WORK INSTRUCTIONS: Restate the data below word for word, and let no image into your version.

Page and application data records
--------

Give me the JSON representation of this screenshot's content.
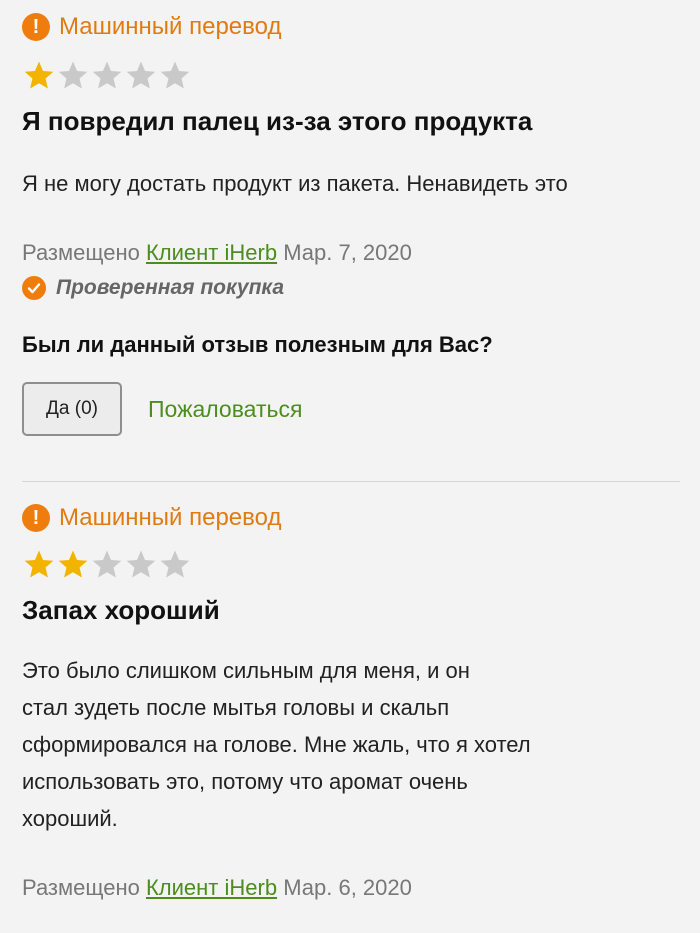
{
  "reviews": [
    {
      "machine_translation": "Машинный перевод",
      "rating": 1,
      "rating_max": 5,
      "title": "Я повредил палец из-за этого продукта",
      "body": "Я не могу достать продукт из пакета. Ненавидеть это",
      "posted_prefix": "Размещено",
      "author": "Клиент iHerb",
      "date": "Мар. 7, 2020",
      "verified": "Проверенная покупка",
      "helpful_question": "Был ли данный отзыв полезным для Вас?",
      "yes_button": "Да (0)",
      "report": "Пожаловаться"
    },
    {
      "machine_translation": "Машинный перевод",
      "rating": 2,
      "rating_max": 5,
      "title": "Запах хороший",
      "body_lines": [
        "Это было слишком сильным для меня, и он",
        "стал зудеть после мытья головы и скальп",
        "сформировался на голове. Мне жаль, что я хотел",
        "использовать это, потому что аромат очень",
        "хороший."
      ],
      "posted_prefix": "Размещено",
      "author": "Клиент iHerb",
      "date": "Мар. 6, 2020"
    }
  ],
  "colors": {
    "accent_orange": "#ef7d0d",
    "link_green": "#4b8e1e",
    "star_filled": "#f2b400",
    "star_empty": "#c9c9c9"
  }
}
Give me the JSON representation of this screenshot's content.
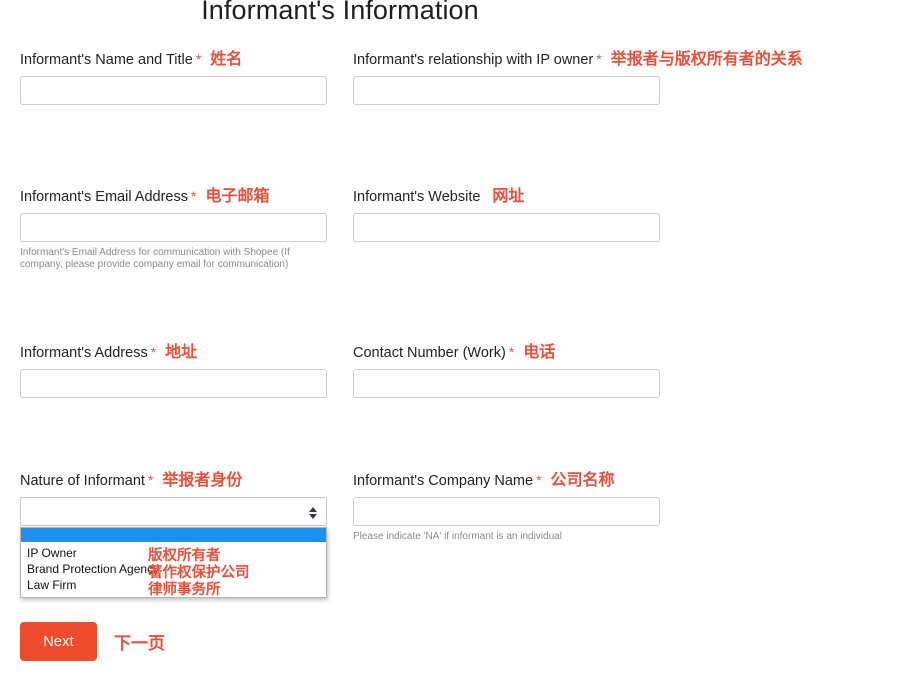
{
  "page": {
    "title": "Informant's Information",
    "accent_color": "#ee4d2d",
    "annotation_color": "#e8503a",
    "background_color": "#ffffff"
  },
  "fields": {
    "name_title": {
      "label": "Informant's Name and Title",
      "required_mark": "*",
      "annotation": "姓名",
      "value": "",
      "placeholder": ""
    },
    "relationship": {
      "label": "Informant's relationship with IP owner",
      "required_mark": "*",
      "annotation": "举报者与版权所有者的关系",
      "value": "",
      "placeholder": ""
    },
    "email": {
      "label": "Informant's Email Address",
      "required_mark": "*",
      "annotation": "电子邮箱",
      "value": "",
      "placeholder": "",
      "helper": "Informant's Email Address for communication with Shopee (If company, please provide company email for communication)"
    },
    "website": {
      "label": "Informant's Website",
      "required_mark": "",
      "annotation": "网址",
      "value": "",
      "placeholder": ""
    },
    "address": {
      "label": "Informant's Address",
      "required_mark": "*",
      "annotation": "地址",
      "value": "",
      "placeholder": ""
    },
    "contact_number": {
      "label": "Contact Number (Work)",
      "required_mark": "*",
      "annotation": "电话",
      "value": "",
      "placeholder": ""
    },
    "nature_of_informant": {
      "label": "Nature of Informant",
      "required_mark": "*",
      "annotation": "举报者身份",
      "selected_value": "",
      "expanded": true,
      "options": [
        {
          "label": "",
          "annotation": "",
          "highlighted": true
        },
        {
          "label": "IP Owner",
          "annotation": "版权所有者",
          "highlighted": false
        },
        {
          "label": "Brand Protection Agency",
          "annotation": "著作权保护公司",
          "highlighted": false
        },
        {
          "label": "Law Firm",
          "annotation": "律师事务所",
          "highlighted": false
        }
      ]
    },
    "company_name": {
      "label": "Informant's Company Name",
      "required_mark": "*",
      "annotation": "公司名称",
      "value": "",
      "placeholder": "",
      "helper": "Please indicate 'NA' if informant is an individual"
    }
  },
  "footer": {
    "next_label": "Next",
    "next_annotation": "下一页"
  }
}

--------

RESPONSE BOX:
Give me the JSON representation of this screenshot's content.
{
  "reviews": [
    {
      "machine_translation": "Машинный перевод",
      "rating": 1,
      "rating_max": 5,
      "title": "Я повредил палец из-за этого продукта",
      "body": "Я не могу достать продукт из пакета. Ненавидеть это",
      "posted_prefix": "Размещено",
      "author": "Клиент iHerb",
      "date": "Мар. 7, 2020",
      "verified": "Проверенная покупка",
      "helpful_question": "Был ли данный отзыв полезным для Вас?",
      "yes_button": "Да (0)",
      "report": "Пожаловаться"
    },
    {
      "machine_translation": "Машинный перевод",
      "rating": 2,
      "rating_max": 5,
      "title": "Запах хороший",
      "body_lines": [
        "Это было слишком сильным для меня, и он",
        "стал зудеть после мытья головы и скальп",
        "сформировался на голове. Мне жаль, что я хотел",
        "использовать это, потому что аромат очень",
        "хороший."
      ],
      "posted_prefix": "Размещено",
      "author": "Клиент iHerb",
      "date": "Мар. 6, 2020"
    }
  ],
  "colors": {
    "accent_orange": "#ef7d0d",
    "link_green": "#4b8e1e",
    "star_filled": "#f2b400",
    "star_empty": "#c9c9c9"
  }
}
Give me the JSON representation of this screenshot's content.
{
  "page": {
    "title": "Informant's Information",
    "accent_color": "#ee4d2d",
    "annotation_color": "#e8503a",
    "background_color": "#ffffff"
  },
  "fields": {
    "name_title": {
      "label": "Informant's Name and Title",
      "required_mark": "*",
      "annotation": "姓名",
      "value": "",
      "placeholder": ""
    },
    "relationship": {
      "label": "Informant's relationship with IP owner",
      "required_mark": "*",
      "annotation": "举报者与版权所有者的关系",
      "value": "",
      "placeholder": ""
    },
    "email": {
      "label": "Informant's Email Address",
      "required_mark": "*",
      "annotation": "电子邮箱",
      "value": "",
      "placeholder": "",
      "helper": "Informant's Email Address for communication with Shopee (If company, please provide company email for communication)"
    },
    "website": {
      "label": "Informant's Website",
      "required_mark": "",
      "annotation": "网址",
      "value": "",
      "placeholder": ""
    },
    "address": {
      "label": "Informant's Address",
      "required_mark": "*",
      "annotation": "地址",
      "value": "",
      "placeholder": ""
    },
    "contact_number": {
      "label": "Contact Number (Work)",
      "required_mark": "*",
      "annotation": "电话",
      "value": "",
      "placeholder": ""
    },
    "nature_of_informant": {
      "label": "Nature of Informant",
      "required_mark": "*",
      "annotation": "举报者身份",
      "selected_value": "",
      "expanded": true,
      "options": [
        {
          "label": "",
          "annotation": "",
          "highlighted": true
        },
        {
          "label": "IP Owner",
          "annotation": "版权所有者",
          "highlighted": false
        },
        {
          "label": "Brand Protection Agency",
          "annotation": "著作权保护公司",
          "highlighted": false
        },
        {
          "label": "Law Firm",
          "annotation": "律师事务所",
          "highlighted": false
        }
      ]
    },
    "company_name": {
      "label": "Informant's Company Name",
      "required_mark": "*",
      "annotation": "公司名称",
      "value": "",
      "placeholder": "",
      "helper": "Please indicate 'NA' if informant is an individual"
    }
  },
  "footer": {
    "next_label": "Next",
    "next_annotation": "下一页"
  }
}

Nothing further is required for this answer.